Speaking at the 13th Kustendorf Film & Music Festival, To Live to Sing director Johnny Ma delivered some unusually candid advice on how to get independent film funding. One suggestion: Hang out in the Hamptons.
He doesn’t literally mean you have to go to the wealthy enclave. But he does recommend you follow the money. The Chinese-Canadian spoke on the second day of the Serbian film festival, and MovieMaker was there. He noted that “there is no public funding” for films in China.
“When I’m starting to tell a story to a producer, they’ll stop me in the middle and say, ‘Is this an arthouse film or a commercial film?’ That’s a really strange question to get, but you don’t really know how dangerous that question is until you realize what they’re trying to say is, ‘Is this worth my time? Am I going to make my money on this? Or am I doing this for my ego?'”
He adds a joke that he remembers sharing with a colleague about the ways you get Chinese funding.

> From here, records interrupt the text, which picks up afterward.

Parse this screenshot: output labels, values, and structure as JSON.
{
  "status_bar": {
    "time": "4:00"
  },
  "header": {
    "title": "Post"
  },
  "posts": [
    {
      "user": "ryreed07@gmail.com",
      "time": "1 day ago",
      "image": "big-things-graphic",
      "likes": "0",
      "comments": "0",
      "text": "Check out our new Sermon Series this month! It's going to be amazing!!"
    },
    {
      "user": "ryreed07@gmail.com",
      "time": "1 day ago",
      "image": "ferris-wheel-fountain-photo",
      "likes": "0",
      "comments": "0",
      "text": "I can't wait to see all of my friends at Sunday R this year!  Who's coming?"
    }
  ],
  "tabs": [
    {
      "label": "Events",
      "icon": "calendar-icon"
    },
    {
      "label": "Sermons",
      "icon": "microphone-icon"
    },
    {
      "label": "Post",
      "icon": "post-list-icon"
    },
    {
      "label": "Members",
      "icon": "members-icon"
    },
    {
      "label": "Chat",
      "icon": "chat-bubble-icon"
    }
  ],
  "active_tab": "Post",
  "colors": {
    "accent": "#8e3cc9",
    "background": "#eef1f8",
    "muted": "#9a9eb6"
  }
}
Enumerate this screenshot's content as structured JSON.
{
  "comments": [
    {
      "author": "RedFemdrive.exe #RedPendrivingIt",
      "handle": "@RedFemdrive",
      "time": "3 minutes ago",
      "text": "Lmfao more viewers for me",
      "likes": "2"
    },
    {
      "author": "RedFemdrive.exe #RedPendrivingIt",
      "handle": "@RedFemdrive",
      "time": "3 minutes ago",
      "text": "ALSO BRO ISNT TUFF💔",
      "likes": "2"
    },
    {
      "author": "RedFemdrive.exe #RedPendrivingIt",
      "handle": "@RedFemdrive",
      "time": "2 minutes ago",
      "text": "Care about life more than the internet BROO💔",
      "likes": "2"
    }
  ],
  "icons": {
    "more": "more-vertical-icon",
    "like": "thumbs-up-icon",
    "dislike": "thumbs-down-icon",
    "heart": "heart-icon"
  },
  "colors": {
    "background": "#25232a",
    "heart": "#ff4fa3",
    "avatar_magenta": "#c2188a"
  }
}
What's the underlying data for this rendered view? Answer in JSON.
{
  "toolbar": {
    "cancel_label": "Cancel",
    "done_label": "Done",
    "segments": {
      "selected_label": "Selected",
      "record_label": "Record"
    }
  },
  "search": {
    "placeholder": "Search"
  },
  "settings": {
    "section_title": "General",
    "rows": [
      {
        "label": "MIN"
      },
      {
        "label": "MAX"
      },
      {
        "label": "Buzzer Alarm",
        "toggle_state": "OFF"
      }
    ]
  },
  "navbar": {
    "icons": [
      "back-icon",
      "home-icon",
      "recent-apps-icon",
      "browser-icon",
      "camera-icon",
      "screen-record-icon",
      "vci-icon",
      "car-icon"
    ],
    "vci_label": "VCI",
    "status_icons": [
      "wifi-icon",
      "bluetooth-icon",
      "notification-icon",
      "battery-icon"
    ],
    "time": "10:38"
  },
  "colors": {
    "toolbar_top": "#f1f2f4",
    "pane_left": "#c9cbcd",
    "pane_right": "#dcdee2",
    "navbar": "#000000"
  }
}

“There’s really only five reasons why anybody would give you money for a movie. One is: They want to make a lot of money. So if that’s the case, then they want a big actress, and they want a genre film or something. Number two: They want to want to sleep with the actors. And that’s a weird thing but it happens over there. Number three is money laundering. That’s kind of crazy. I thought, ‘Would I take money from people who are into money laundering?’ And I thought, ‘I would, because I need to make this movie.’ But then I had been told that if I did that, the FBI would be on my ass for the rest of my life, so that’s not good. Only after that do you have ‘prestige.’ And that was the only thing I felt like I could bank on.”
‘Knock on every single door’
Johnny Ma said one of his main funding sources was through “people who run education kindergartens. So what kind of model can you follow? Nothing. You just knock on every single door.”
He suggested that the beach in the Hamptons is a “good place to get your movies financed.” Anyone who runs a “hospital” or a “plastic surgery” practice is a potential funder, he said.
To Live to Sing, about a struggling Sichuan Opera troupe, screened at the Cannes Film Festival and won best film at the 2019 Shanghai International Film Festival.
When Ma was trying to get his feature into Cannes, a French co-producer told him something instructive, he said: “‘It’s not about how good your movie is—that doesn’t matter. Now it’s about how I [as co-producer] get this film in front of people. It’s about what mood they’re in when they watch it, how they look at me.”
Ma’s team rented a theater so that the right people could see his film in a proper setting, and Ma credits this “old way of thinking” with getting To Live to Sing programmed at Cannes.
The To Live to Sing director was also direct about rejection letters from festivals.
“You wonder ‘Who are these people in power, and why don’t they like my movie—why don’t they like me?'”
He said that when your film gets into festivals and you meet programmers, “you start to see them as human beings. You start to not worry about that stuff anymore, and you realize you’re taking back the power.”
The Küstendorf Film & Music Festival runs through Saturday in Drvengrad, Serbia. Image courtesy of Kustendorf.